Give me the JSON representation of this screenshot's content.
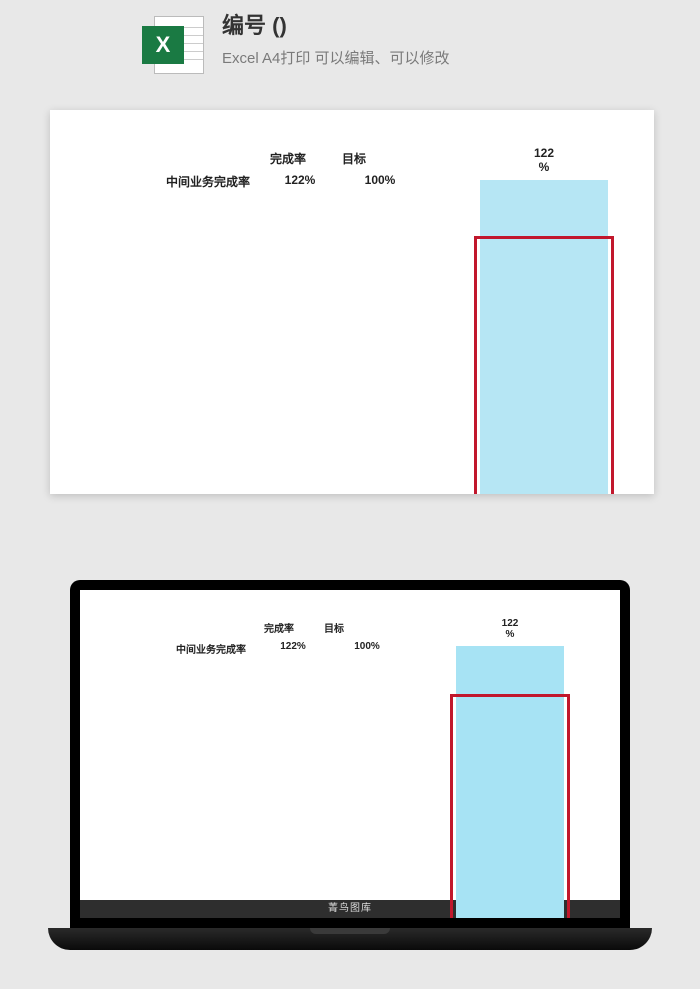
{
  "header": {
    "title": "编号 ()",
    "subtitle": "Excel  A4打印 可以编辑、可以修改",
    "icon_letter": "X"
  },
  "watermark": "菁鸟图库",
  "table": {
    "col1_header": "完成率",
    "col2_header": "目标",
    "row_label": "中间业务完成率",
    "value_completion": "122%",
    "value_target": "100%"
  },
  "bar": {
    "label_value": "122",
    "label_suffix": "%"
  },
  "chart_data": {
    "type": "bar",
    "title": "",
    "categories": [
      "中间业务完成率"
    ],
    "series": [
      {
        "name": "完成率",
        "values": [
          122
        ]
      },
      {
        "name": "目标",
        "values": [
          100
        ]
      }
    ],
    "ylabel": "",
    "ylim": [
      0,
      125
    ],
    "annotations": [
      "122%"
    ]
  }
}
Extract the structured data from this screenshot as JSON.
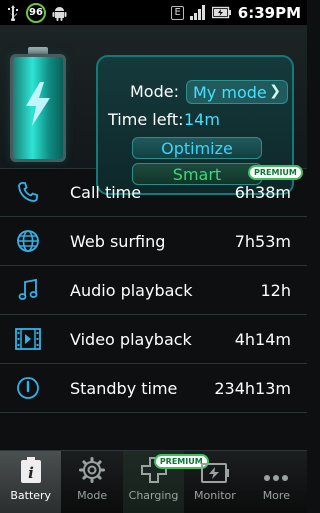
{
  "statusbar": {
    "badge": "96",
    "network": "E",
    "time": "6:39PM"
  },
  "header": {
    "mode_label": "Mode:",
    "mode_value": "My mode",
    "time_left_label": "Time left:",
    "time_left_value": "14m",
    "optimize_label": "Optimize",
    "smart_label": "Smart",
    "premium_badge": "PREMIUM"
  },
  "list": [
    {
      "icon": "phone-icon",
      "label": "Call time",
      "value": "6h38m"
    },
    {
      "icon": "globe-icon",
      "label": "Web surfing",
      "value": "7h53m"
    },
    {
      "icon": "music-note-icon",
      "label": "Audio playback",
      "value": "12h"
    },
    {
      "icon": "film-icon",
      "label": "Video playback",
      "value": "4h14m"
    },
    {
      "icon": "power-icon",
      "label": "Standby time",
      "value": "234h13m"
    }
  ],
  "navbar": {
    "items": [
      {
        "icon": "battery-info-icon",
        "label": "Battery",
        "active": true
      },
      {
        "icon": "gear-icon",
        "label": "Mode"
      },
      {
        "icon": "plus-icon",
        "label": "Charging",
        "premium": "PREMIUM"
      },
      {
        "icon": "monitor-icon",
        "label": "Monitor"
      },
      {
        "icon": "more-dots-icon",
        "label": "More"
      }
    ]
  },
  "colors": {
    "accent": "#44e0ff",
    "teal": "#127a78",
    "green": "#3fd87a"
  }
}
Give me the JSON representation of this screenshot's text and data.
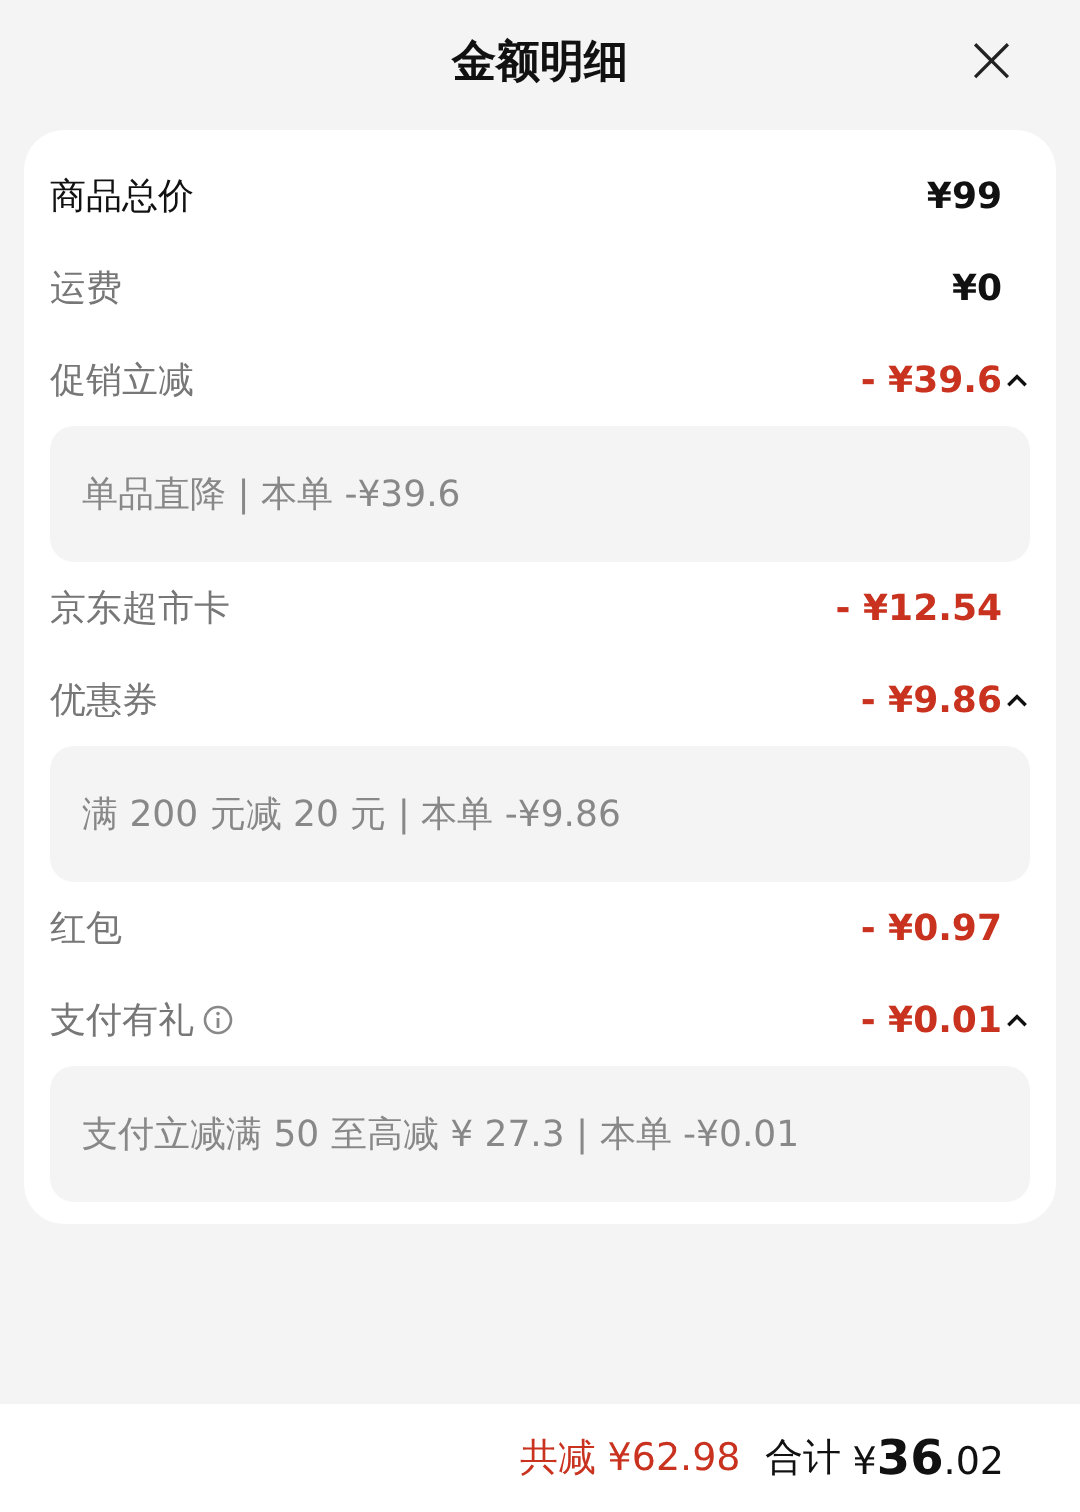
{
  "header": {
    "title": "金额明细",
    "close": "×"
  },
  "rows": [
    {
      "kind": "total",
      "label": "商品总价",
      "amount": "¥99"
    },
    {
      "kind": "fee",
      "label": "运费",
      "amount": "¥0"
    },
    {
      "kind": "discount",
      "label": "促销立减",
      "amount": "- ¥39.6",
      "expanded": true,
      "detail": "单品直降 | 本单 -¥39.6"
    },
    {
      "kind": "discount",
      "label": "京东超市卡",
      "amount": "- ¥12.54"
    },
    {
      "kind": "discount",
      "label": "优惠券",
      "amount": "- ¥9.86",
      "expanded": true,
      "detail": "满 200 元减 20 元 | 本单 -¥9.86"
    },
    {
      "kind": "discount",
      "label": "红包",
      "amount": "- ¥0.97"
    },
    {
      "kind": "discount",
      "label": "支付有礼",
      "info": true,
      "amount": "- ¥0.01",
      "expanded": true,
      "detail": "支付立减满 50 至高减 ¥ 27.3 | 本单 -¥0.01"
    }
  ],
  "footer": {
    "saved": "共减 ¥62.98",
    "total_label": "合计",
    "total": "¥**36**.02"
  }
}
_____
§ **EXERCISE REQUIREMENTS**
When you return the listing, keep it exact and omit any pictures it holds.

§ **FINAL ANSWER**
Give me the JSON representation of this screenshot's content.
{
  "header": {
    "title": "编号 ()",
    "subtitle": "Excel  A4打印 可以编辑、可以修改",
    "icon_letter": "X"
  },
  "watermark": "菁鸟图库",
  "table": {
    "col1_header": "完成率",
    "col2_header": "目标",
    "row_label": "中间业务完成率",
    "value_completion": "122%",
    "value_target": "100%"
  },
  "bar": {
    "label_value": "122",
    "label_suffix": "%"
  },
  "chart_data": {
    "type": "bar",
    "title": "",
    "categories": [
      "中间业务完成率"
    ],
    "series": [
      {
        "name": "完成率",
        "values": [
          122
        ]
      },
      {
        "name": "目标",
        "values": [
          100
        ]
      }
    ],
    "ylabel": "",
    "ylim": [
      0,
      125
    ],
    "annotations": [
      "122%"
    ]
  }
}
Extract the structured data from this screenshot as JSON.
{
  "statusbar": {
    "badge": "96",
    "network": "E",
    "time": "6:39PM"
  },
  "header": {
    "mode_label": "Mode:",
    "mode_value": "My mode",
    "time_left_label": "Time left:",
    "time_left_value": "14m",
    "optimize_label": "Optimize",
    "smart_label": "Smart",
    "premium_badge": "PREMIUM"
  },
  "list": [
    {
      "icon": "phone-icon",
      "label": "Call time",
      "value": "6h38m"
    },
    {
      "icon": "globe-icon",
      "label": "Web surfing",
      "value": "7h53m"
    },
    {
      "icon": "music-note-icon",
      "label": "Audio playback",
      "value": "12h"
    },
    {
      "icon": "film-icon",
      "label": "Video playback",
      "value": "4h14m"
    },
    {
      "icon": "power-icon",
      "label": "Standby time",
      "value": "234h13m"
    }
  ],
  "navbar": {
    "items": [
      {
        "icon": "battery-info-icon",
        "label": "Battery",
        "active": true
      },
      {
        "icon": "gear-icon",
        "label": "Mode"
      },
      {
        "icon": "plus-icon",
        "label": "Charging",
        "premium": "PREMIUM"
      },
      {
        "icon": "monitor-icon",
        "label": "Monitor"
      },
      {
        "icon": "more-dots-icon",
        "label": "More"
      }
    ]
  },
  "colors": {
    "accent": "#44e0ff",
    "teal": "#127a78",
    "green": "#3fd87a"
  }
}
Give me the JSON representation of this screenshot's text and data.
{
  "header": {
    "title": "金额明细",
    "close": "×"
  },
  "rows": [
    {
      "kind": "total",
      "label": "商品总价",
      "amount": "¥99"
    },
    {
      "kind": "fee",
      "label": "运费",
      "amount": "¥0"
    },
    {
      "kind": "discount",
      "label": "促销立减",
      "amount": "- ¥39.6",
      "expanded": true,
      "detail": "单品直降 | 本单 -¥39.6"
    },
    {
      "kind": "discount",
      "label": "京东超市卡",
      "amount": "- ¥12.54"
    },
    {
      "kind": "discount",
      "label": "优惠券",
      "amount": "- ¥9.86",
      "expanded": true,
      "detail": "满 200 元减 20 元 | 本单 -¥9.86"
    },
    {
      "kind": "discount",
      "label": "红包",
      "amount": "- ¥0.97"
    },
    {
      "kind": "discount",
      "label": "支付有礼",
      "info": true,
      "amount": "- ¥0.01",
      "expanded": true,
      "detail": "支付立减满 50 至高减 ¥ 27.3 | 本单 -¥0.01"
    }
  ],
  "footer": {
    "saved": "共减 ¥62.98",
    "total_label": "合计",
    "total": "¥**36**.02"
  }
}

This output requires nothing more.